• _Task description_
Your answer should consist of every line in the records that holds "username".

Data records for software interfaces:
--- START ---

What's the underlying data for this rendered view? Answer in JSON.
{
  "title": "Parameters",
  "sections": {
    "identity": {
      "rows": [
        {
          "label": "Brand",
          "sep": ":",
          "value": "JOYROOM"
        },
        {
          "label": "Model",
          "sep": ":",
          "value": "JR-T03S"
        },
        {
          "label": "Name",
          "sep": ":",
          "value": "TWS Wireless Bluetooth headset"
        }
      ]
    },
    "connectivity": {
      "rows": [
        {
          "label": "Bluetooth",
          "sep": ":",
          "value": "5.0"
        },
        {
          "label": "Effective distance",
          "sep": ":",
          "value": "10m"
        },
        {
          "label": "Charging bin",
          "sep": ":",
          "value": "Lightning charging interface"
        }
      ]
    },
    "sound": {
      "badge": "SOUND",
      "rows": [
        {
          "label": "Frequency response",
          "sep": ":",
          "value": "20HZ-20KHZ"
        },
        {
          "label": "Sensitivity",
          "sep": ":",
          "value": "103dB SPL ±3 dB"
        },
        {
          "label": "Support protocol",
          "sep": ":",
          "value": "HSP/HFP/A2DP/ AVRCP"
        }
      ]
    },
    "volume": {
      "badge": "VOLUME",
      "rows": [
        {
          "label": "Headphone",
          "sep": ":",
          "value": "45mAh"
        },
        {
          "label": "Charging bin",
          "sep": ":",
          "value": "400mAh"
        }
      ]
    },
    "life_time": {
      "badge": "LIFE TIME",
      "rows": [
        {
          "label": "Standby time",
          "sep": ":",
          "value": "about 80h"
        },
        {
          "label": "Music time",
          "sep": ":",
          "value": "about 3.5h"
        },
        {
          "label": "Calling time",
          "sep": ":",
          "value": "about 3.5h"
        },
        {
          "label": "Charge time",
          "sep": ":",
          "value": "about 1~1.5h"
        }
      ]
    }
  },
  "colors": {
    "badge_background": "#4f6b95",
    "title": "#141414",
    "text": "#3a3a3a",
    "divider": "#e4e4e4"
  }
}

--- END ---
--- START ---

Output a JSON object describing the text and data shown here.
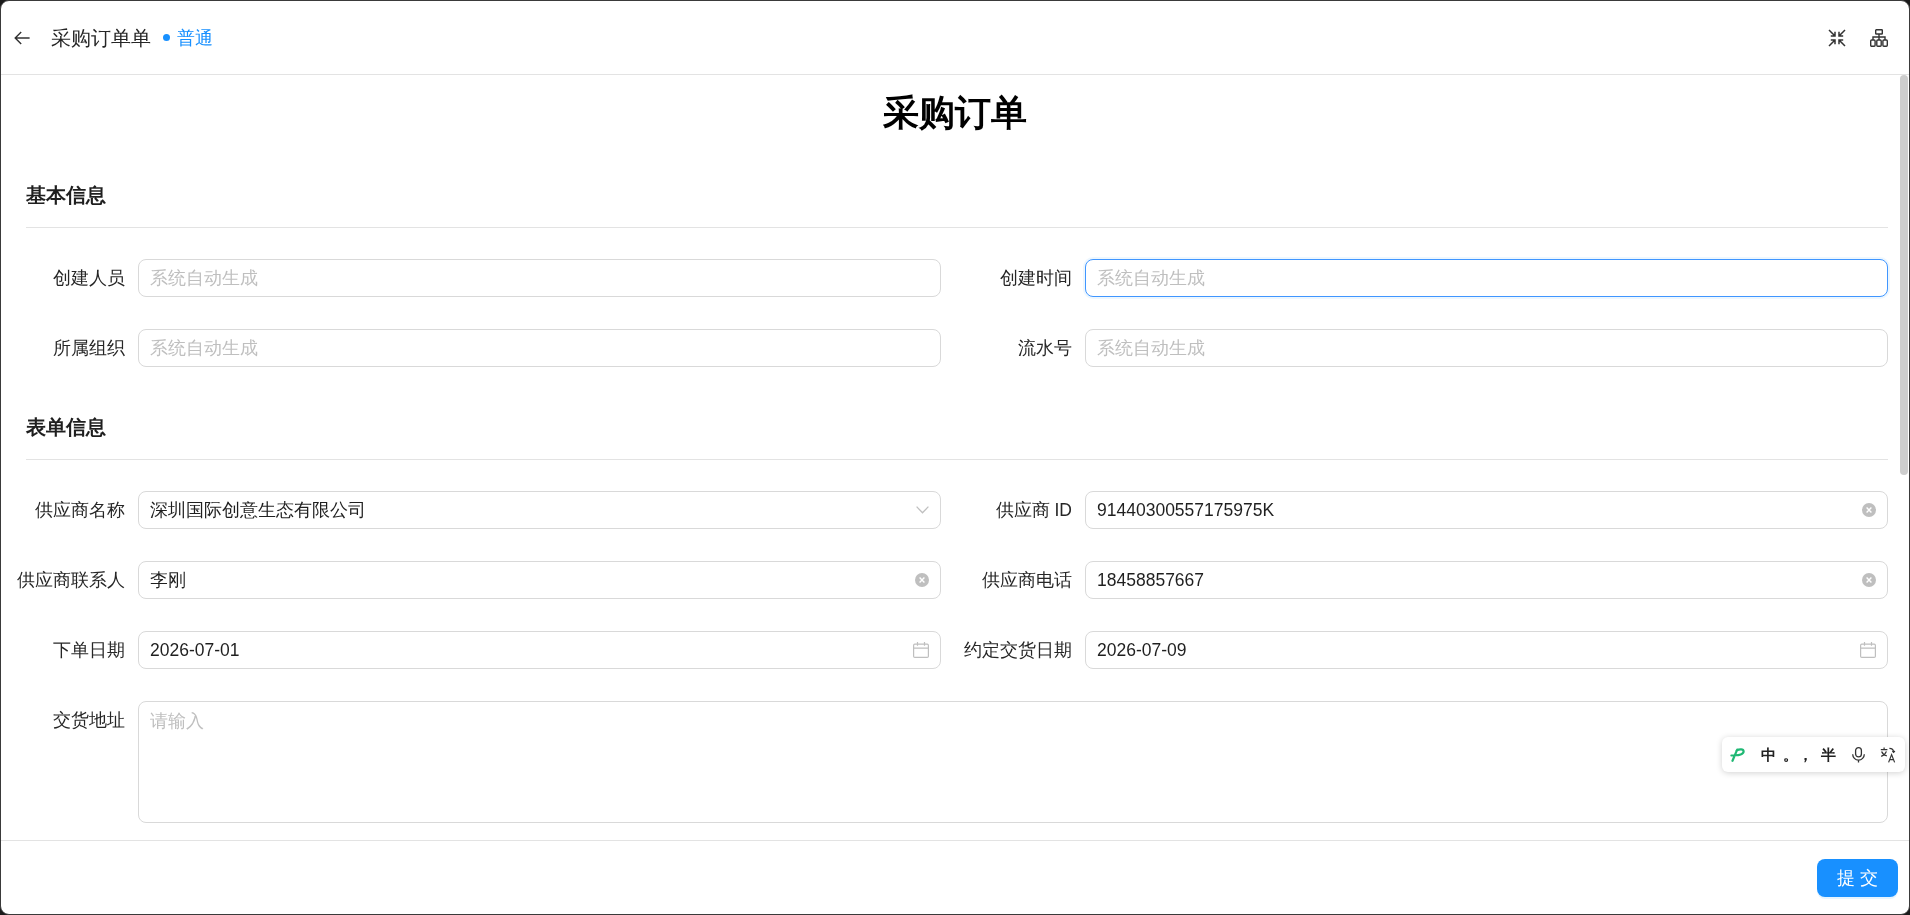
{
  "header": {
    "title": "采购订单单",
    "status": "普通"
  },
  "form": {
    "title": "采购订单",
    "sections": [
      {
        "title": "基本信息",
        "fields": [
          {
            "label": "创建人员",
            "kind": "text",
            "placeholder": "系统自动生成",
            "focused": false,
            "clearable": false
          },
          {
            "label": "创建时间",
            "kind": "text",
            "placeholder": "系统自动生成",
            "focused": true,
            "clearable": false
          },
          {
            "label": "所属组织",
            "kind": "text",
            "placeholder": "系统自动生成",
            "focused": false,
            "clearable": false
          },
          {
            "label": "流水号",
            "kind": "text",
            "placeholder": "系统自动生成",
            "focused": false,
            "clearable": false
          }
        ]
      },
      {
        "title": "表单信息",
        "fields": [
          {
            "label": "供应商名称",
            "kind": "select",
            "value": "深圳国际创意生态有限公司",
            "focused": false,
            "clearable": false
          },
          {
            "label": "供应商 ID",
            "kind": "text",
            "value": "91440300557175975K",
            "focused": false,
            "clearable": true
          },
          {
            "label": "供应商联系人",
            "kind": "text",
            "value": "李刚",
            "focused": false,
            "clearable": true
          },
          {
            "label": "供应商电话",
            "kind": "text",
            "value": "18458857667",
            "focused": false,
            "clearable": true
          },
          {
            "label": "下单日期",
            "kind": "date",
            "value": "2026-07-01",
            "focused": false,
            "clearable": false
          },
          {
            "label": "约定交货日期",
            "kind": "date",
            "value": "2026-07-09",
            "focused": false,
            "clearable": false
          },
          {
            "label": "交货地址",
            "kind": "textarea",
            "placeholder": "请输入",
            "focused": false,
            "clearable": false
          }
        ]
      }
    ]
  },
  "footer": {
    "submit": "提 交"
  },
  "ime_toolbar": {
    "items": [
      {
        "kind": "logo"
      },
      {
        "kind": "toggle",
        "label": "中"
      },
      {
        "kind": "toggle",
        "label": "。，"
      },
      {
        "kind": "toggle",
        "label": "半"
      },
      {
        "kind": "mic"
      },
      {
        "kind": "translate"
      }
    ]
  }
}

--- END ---
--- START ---

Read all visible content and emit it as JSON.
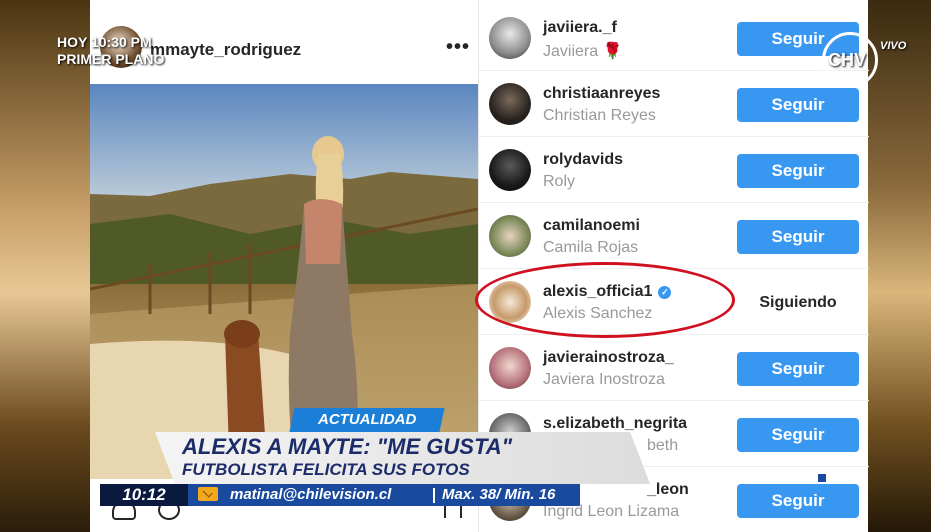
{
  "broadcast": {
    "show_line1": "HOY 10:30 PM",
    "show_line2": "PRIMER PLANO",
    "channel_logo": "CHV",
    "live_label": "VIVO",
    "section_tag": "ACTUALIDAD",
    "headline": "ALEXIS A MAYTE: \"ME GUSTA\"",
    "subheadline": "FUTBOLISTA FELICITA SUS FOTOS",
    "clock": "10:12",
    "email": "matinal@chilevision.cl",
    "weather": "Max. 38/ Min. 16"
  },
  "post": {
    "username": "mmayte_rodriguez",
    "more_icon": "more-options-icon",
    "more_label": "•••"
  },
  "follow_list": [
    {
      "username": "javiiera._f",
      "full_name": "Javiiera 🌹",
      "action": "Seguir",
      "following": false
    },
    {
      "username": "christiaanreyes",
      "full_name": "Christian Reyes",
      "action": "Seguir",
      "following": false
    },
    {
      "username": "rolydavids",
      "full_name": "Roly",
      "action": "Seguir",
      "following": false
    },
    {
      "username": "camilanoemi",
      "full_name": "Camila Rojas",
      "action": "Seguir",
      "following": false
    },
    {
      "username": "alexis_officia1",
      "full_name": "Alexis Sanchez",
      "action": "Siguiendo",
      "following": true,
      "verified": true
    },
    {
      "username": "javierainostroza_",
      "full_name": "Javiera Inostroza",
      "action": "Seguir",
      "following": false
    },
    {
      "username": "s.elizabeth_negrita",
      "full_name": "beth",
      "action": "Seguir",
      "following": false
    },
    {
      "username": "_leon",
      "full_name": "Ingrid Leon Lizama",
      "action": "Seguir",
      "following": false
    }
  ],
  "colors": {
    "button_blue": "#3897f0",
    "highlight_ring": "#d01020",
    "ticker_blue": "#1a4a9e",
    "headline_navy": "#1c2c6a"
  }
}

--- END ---

• _Exercise result_
    "username": "mmayte_rodriguez",
      "username": "javiiera._f",
      "username": "christiaanreyes",
      "username": "rolydavids",
      "username": "camilanoemi",
      "username": "alexis_officia1",
      "username": "javierainostroza_",
      "username": "s.elizabeth_negrita",
      "username": "_leon",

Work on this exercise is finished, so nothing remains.